Element data from apps and pages

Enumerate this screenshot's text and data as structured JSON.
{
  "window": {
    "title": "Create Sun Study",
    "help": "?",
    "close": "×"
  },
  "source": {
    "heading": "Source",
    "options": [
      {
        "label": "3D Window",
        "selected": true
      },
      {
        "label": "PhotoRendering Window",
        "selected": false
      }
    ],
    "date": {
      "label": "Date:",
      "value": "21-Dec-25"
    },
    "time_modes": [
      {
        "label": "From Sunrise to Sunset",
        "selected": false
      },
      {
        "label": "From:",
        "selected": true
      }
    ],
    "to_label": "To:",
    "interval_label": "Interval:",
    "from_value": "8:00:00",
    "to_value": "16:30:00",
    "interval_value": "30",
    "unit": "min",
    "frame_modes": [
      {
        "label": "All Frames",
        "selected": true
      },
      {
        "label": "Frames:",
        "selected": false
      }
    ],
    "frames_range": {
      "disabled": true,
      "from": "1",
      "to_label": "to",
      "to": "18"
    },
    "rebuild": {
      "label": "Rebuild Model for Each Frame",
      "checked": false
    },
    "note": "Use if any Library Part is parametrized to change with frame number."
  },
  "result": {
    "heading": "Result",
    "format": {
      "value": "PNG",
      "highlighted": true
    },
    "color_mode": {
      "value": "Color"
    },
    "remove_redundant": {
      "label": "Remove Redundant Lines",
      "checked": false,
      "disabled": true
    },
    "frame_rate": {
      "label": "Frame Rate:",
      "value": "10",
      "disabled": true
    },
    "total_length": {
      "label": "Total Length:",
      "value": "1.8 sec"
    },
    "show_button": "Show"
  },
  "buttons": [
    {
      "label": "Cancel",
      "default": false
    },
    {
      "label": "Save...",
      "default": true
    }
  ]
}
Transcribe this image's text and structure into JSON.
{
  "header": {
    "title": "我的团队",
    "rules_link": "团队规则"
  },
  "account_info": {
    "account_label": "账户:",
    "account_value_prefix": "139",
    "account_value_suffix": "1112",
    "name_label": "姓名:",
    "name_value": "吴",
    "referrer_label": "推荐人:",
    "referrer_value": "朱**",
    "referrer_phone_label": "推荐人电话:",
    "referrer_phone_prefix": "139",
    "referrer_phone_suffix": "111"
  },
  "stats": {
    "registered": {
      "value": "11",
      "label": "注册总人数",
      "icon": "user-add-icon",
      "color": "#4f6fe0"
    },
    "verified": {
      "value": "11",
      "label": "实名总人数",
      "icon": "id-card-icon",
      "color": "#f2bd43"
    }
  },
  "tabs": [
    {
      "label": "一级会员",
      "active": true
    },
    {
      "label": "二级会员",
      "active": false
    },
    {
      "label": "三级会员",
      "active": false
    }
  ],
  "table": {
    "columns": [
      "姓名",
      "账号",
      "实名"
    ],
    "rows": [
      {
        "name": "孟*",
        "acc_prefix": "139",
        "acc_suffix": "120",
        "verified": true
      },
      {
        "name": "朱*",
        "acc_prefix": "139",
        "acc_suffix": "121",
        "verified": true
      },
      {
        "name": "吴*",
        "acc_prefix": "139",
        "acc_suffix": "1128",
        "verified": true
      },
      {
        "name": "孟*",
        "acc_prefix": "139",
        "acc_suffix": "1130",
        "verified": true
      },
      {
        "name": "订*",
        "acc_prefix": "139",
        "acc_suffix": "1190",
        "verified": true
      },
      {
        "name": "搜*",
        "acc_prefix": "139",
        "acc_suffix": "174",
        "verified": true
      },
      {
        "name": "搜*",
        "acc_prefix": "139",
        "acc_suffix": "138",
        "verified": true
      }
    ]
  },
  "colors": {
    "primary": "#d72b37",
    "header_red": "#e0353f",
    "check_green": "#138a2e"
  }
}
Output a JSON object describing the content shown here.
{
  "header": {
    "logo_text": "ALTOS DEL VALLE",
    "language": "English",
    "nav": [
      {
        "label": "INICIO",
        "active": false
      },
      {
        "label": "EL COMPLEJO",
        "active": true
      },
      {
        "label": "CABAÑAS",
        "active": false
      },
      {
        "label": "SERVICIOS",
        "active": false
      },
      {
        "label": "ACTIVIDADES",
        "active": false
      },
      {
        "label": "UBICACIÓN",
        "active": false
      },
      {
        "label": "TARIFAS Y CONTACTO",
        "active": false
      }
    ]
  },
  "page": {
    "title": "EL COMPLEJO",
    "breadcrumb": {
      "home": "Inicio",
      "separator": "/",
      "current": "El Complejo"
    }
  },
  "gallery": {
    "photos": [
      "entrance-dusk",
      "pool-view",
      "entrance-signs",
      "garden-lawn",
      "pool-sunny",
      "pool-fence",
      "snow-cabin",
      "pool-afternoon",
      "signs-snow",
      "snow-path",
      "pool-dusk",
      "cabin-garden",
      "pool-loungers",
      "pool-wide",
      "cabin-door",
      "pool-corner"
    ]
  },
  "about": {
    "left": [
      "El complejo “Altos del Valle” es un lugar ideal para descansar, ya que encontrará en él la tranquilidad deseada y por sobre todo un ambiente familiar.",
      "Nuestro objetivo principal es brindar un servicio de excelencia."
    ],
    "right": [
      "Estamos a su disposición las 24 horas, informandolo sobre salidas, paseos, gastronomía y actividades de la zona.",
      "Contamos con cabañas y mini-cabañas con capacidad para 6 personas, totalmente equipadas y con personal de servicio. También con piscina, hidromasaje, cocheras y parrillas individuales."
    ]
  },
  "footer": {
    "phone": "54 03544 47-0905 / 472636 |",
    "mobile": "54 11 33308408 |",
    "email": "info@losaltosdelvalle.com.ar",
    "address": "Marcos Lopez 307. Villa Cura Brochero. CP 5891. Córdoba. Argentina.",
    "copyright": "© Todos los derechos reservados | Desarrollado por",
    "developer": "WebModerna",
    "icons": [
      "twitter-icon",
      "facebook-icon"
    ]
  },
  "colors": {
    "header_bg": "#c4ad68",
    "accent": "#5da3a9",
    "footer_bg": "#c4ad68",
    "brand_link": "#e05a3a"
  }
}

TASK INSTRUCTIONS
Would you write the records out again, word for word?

ANSWER SPACE
Enumerate this screenshot's text and data as structured JSON.
{
  "window": {
    "title": "Create Sun Study",
    "help": "?",
    "close": "×"
  },
  "source": {
    "heading": "Source",
    "options": [
      {
        "label": "3D Window",
        "selected": true
      },
      {
        "label": "PhotoRendering Window",
        "selected": false
      }
    ],
    "date": {
      "label": "Date:",
      "value": "21-Dec-25"
    },
    "time_modes": [
      {
        "label": "From Sunrise to Sunset",
        "selected": false
      },
      {
        "label": "From:",
        "selected": true
      }
    ],
    "to_label": "To:",
    "interval_label": "Interval:",
    "from_value": "8:00:00",
    "to_value": "16:30:00",
    "interval_value": "30",
    "unit": "min",
    "frame_modes": [
      {
        "label": "All Frames",
        "selected": true
      },
      {
        "label": "Frames:",
        "selected": false
      }
    ],
    "frames_range": {
      "disabled": true,
      "from": "1",
      "to_label": "to",
      "to": "18"
    },
    "rebuild": {
      "label": "Rebuild Model for Each Frame",
      "checked": false
    },
    "note": "Use if any Library Part is parametrized to change with frame number."
  },
  "result": {
    "heading": "Result",
    "format": {
      "value": "PNG",
      "highlighted": true
    },
    "color_mode": {
      "value": "Color"
    },
    "remove_redundant": {
      "label": "Remove Redundant Lines",
      "checked": false,
      "disabled": true
    },
    "frame_rate": {
      "label": "Frame Rate:",
      "value": "10",
      "disabled": true
    },
    "total_length": {
      "label": "Total Length:",
      "value": "1.8 sec"
    },
    "show_button": "Show"
  },
  "buttons": [
    {
      "label": "Cancel",
      "default": false
    },
    {
      "label": "Save...",
      "default": true
    }
  ]
}
Transcribe this image's text and structure into JSON.
{
  "header": {
    "title": "我的团队",
    "rules_link": "团队规则"
  },
  "account_info": {
    "account_label": "账户:",
    "account_value_prefix": "139",
    "account_value_suffix": "1112",
    "name_label": "姓名:",
    "name_value": "吴",
    "referrer_label": "推荐人:",
    "referrer_value": "朱**",
    "referrer_phone_label": "推荐人电话:",
    "referrer_phone_prefix": "139",
    "referrer_phone_suffix": "111"
  },
  "stats": {
    "registered": {
      "value": "11",
      "label": "注册总人数",
      "icon": "user-add-icon",
      "color": "#4f6fe0"
    },
    "verified": {
      "value": "11",
      "label": "实名总人数",
      "icon": "id-card-icon",
      "color": "#f2bd43"
    }
  },
  "tabs": [
    {
      "label": "一级会员",
      "active": true
    },
    {
      "label": "二级会员",
      "active": false
    },
    {
      "label": "三级会员",
      "active": false
    }
  ],
  "table": {
    "columns": [
      "姓名",
      "账号",
      "实名"
    ],
    "rows": [
      {
        "name": "孟*",
        "acc_prefix": "139",
        "acc_suffix": "120",
        "verified": true
      },
      {
        "name": "朱*",
        "acc_prefix": "139",
        "acc_suffix": "121",
        "verified": true
      },
      {
        "name": "吴*",
        "acc_prefix": "139",
        "acc_suffix": "1128",
        "verified": true
      },
      {
        "name": "孟*",
        "acc_prefix": "139",
        "acc_suffix": "1130",
        "verified": true
      },
      {
        "name": "订*",
        "acc_prefix": "139",
        "acc_suffix": "1190",
        "verified": true
      },
      {
        "name": "搜*",
        "acc_prefix": "139",
        "acc_suffix": "174",
        "verified": true
      },
      {
        "name": "搜*",
        "acc_prefix": "139",
        "acc_suffix": "138",
        "verified": true
      }
    ]
  },
  "colors": {
    "primary": "#d72b37",
    "header_red": "#e0353f",
    "check_green": "#138a2e"
  }
}
Output a JSON object describing the content shown here.
{
  "header": {
    "logo_text": "ALTOS DEL VALLE",
    "language": "English",
    "nav": [
      {
        "label": "INICIO",
        "active": false
      },
      {
        "label": "EL COMPLEJO",
        "active": true
      },
      {
        "label": "CABAÑAS",
        "active": false
      },
      {
        "label": "SERVICIOS",
        "active": false
      },
      {
        "label": "ACTIVIDADES",
        "active": false
      },
      {
        "label": "UBICACIÓN",
        "active": false
      },
      {
        "label": "TARIFAS Y CONTACTO",
        "active": false
      }
    ]
  },
  "page": {
    "title": "EL COMPLEJO",
    "breadcrumb": {
      "home": "Inicio",
      "separator": "/",
      "current": "El Complejo"
    }
  },
  "gallery": {
    "photos": [
      "entrance-dusk",
      "pool-view",
      "entrance-signs",
      "garden-lawn",
      "pool-sunny",
      "pool-fence",
      "snow-cabin",
      "pool-afternoon",
      "signs-snow",
      "snow-path",
      "pool-dusk",
      "cabin-garden",
      "pool-loungers",
      "pool-wide",
      "cabin-door",
      "pool-corner"
    ]
  },
  "about": {
    "left": [
      "El complejo “Altos del Valle” es un lugar ideal para descansar, ya que encontrará en él la tranquilidad deseada y por sobre todo un ambiente familiar.",
      "Nuestro objetivo principal es brindar un servicio de excelencia."
    ],
    "right": [
      "Estamos a su disposición las 24 horas, informandolo sobre salidas, paseos, gastronomía y actividades de la zona.",
      "Contamos con cabañas y mini-cabañas con capacidad para 6 personas, totalmente equipadas y con personal de servicio. También con piscina, hidromasaje, cocheras y parrillas individuales."
    ]
  },
  "footer": {
    "phone": "54 03544 47-0905 / 472636 |",
    "mobile": "54 11 33308408 |",
    "email": "info@losaltosdelvalle.com.ar",
    "address": "Marcos Lopez 307. Villa Cura Brochero. CP 5891. Córdoba. Argentina.",
    "copyright": "© Todos los derechos reservados | Desarrollado por",
    "developer": "WebModerna",
    "icons": [
      "twitter-icon",
      "facebook-icon"
    ]
  },
  "colors": {
    "header_bg": "#c4ad68",
    "accent": "#5da3a9",
    "footer_bg": "#c4ad68",
    "brand_link": "#e05a3a"
  }
}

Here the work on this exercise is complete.